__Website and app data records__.
====================
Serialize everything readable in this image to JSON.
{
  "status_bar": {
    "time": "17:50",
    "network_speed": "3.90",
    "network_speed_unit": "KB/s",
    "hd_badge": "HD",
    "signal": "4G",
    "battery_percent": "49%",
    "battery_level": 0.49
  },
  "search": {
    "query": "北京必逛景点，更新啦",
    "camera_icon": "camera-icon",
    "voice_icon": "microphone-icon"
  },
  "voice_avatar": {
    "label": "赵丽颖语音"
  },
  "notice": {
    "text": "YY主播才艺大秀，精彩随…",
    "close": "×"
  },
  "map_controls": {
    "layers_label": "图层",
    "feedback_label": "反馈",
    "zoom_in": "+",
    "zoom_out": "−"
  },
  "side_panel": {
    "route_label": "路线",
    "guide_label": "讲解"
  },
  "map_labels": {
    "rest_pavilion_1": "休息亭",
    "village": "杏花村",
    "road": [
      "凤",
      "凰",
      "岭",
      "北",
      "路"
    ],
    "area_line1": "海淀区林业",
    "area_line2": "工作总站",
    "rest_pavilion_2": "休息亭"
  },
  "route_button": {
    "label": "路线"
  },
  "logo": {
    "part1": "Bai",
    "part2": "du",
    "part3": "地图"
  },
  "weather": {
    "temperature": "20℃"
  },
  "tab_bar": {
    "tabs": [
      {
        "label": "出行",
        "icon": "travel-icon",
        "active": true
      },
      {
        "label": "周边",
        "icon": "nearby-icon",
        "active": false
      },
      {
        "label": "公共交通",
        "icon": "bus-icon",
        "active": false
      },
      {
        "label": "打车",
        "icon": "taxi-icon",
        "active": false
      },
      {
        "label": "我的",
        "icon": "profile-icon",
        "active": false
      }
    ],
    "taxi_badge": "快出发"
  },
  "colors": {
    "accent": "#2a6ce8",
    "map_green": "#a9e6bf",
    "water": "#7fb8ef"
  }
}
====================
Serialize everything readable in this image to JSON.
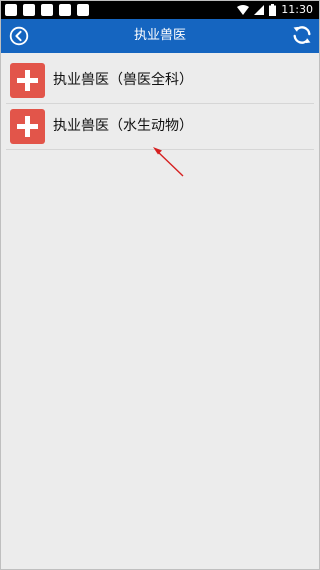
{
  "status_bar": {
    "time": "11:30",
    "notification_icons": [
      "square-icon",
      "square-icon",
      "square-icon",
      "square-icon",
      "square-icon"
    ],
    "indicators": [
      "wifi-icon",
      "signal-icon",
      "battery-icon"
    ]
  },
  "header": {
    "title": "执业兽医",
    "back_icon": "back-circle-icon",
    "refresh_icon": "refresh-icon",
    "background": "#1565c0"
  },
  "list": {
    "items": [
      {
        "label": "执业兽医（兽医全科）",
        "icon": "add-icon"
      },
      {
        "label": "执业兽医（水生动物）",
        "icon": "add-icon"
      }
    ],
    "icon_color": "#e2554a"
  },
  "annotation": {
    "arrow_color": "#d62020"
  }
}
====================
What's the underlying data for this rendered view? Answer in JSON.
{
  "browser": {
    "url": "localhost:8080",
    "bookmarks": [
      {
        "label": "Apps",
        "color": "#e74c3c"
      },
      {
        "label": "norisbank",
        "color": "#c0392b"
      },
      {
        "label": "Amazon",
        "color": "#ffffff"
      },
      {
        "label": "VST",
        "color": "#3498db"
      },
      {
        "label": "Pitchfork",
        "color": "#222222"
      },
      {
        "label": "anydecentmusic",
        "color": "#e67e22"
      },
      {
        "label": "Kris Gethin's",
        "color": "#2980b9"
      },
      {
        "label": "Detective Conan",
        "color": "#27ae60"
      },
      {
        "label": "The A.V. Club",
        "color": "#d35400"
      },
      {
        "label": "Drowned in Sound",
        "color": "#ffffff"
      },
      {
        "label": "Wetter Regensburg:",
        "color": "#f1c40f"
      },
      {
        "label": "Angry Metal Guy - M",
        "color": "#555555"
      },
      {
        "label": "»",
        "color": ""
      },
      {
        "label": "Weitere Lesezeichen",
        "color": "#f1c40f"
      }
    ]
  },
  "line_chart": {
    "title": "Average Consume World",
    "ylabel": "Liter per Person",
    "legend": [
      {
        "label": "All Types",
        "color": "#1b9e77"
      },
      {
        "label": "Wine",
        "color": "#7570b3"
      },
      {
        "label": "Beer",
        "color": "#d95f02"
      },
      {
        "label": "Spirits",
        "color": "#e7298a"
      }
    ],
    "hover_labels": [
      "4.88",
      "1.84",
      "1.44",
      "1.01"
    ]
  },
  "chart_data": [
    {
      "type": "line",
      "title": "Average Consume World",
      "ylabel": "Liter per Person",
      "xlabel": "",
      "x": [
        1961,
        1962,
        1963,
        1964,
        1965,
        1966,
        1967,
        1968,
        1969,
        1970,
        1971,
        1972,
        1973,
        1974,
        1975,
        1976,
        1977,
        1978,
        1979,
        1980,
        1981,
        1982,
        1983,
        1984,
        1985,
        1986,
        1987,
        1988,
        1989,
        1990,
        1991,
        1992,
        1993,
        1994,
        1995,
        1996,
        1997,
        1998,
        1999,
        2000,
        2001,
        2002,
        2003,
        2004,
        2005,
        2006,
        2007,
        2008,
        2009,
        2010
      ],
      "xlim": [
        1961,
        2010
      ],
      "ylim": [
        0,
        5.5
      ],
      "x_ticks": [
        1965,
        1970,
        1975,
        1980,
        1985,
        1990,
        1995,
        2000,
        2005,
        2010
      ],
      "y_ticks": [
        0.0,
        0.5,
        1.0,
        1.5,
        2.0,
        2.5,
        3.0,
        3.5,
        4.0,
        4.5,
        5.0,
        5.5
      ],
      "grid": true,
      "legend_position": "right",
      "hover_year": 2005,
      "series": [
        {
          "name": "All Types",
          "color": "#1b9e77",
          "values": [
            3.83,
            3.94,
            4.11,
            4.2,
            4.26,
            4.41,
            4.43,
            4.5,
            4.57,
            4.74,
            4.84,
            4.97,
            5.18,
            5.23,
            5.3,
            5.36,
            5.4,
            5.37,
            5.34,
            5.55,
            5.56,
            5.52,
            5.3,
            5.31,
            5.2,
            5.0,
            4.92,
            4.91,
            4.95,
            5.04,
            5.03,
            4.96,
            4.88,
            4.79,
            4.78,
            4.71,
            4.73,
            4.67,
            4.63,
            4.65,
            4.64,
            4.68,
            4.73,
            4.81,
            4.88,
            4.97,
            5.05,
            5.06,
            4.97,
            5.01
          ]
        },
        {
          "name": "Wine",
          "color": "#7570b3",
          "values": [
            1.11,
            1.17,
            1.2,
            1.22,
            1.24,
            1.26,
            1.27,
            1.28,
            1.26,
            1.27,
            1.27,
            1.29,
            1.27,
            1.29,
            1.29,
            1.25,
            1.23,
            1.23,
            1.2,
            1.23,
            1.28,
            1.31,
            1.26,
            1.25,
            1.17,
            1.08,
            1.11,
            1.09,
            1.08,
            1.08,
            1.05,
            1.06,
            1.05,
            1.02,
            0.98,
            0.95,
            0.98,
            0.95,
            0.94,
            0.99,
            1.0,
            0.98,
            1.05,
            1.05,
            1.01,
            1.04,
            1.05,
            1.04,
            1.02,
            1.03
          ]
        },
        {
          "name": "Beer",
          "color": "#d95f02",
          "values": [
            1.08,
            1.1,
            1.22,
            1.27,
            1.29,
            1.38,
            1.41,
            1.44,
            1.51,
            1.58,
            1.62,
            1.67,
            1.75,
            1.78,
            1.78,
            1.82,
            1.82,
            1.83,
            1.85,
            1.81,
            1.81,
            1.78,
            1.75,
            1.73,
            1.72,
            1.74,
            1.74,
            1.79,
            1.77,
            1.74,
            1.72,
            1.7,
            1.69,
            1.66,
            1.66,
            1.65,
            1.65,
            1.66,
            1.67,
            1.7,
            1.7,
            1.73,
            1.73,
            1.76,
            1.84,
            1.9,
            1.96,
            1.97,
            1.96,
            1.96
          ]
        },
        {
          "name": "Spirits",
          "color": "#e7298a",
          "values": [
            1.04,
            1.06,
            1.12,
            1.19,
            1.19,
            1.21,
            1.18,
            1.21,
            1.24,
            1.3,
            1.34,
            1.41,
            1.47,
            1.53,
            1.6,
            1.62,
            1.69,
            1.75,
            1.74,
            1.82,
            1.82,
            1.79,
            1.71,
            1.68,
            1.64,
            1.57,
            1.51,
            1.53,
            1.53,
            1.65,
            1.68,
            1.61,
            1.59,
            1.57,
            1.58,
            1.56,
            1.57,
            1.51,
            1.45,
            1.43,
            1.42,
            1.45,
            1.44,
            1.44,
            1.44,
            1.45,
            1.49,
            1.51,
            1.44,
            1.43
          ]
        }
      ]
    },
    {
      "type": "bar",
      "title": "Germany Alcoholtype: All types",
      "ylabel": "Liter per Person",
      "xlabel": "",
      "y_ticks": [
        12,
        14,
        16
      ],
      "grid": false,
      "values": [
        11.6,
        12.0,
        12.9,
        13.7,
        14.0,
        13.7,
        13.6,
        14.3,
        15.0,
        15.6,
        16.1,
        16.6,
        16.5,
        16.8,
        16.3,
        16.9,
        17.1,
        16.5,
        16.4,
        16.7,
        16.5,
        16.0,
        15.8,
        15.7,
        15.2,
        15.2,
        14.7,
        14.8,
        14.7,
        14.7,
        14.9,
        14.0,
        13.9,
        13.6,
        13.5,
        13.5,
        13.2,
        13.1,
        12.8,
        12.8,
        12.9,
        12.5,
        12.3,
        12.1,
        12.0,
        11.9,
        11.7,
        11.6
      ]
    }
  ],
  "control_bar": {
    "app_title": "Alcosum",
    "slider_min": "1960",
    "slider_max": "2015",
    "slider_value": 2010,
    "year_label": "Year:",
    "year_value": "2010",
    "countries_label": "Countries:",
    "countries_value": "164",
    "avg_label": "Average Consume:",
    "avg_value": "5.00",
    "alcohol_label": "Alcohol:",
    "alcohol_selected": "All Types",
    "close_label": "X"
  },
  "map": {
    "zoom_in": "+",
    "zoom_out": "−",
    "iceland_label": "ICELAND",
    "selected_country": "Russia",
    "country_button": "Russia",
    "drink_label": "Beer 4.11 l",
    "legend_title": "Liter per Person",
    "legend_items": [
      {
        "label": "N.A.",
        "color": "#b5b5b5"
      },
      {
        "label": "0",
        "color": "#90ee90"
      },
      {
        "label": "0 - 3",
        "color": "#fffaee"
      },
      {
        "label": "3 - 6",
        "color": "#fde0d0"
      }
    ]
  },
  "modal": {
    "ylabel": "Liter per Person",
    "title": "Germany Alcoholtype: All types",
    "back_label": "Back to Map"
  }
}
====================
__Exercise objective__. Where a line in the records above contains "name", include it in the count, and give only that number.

__Task response__. 4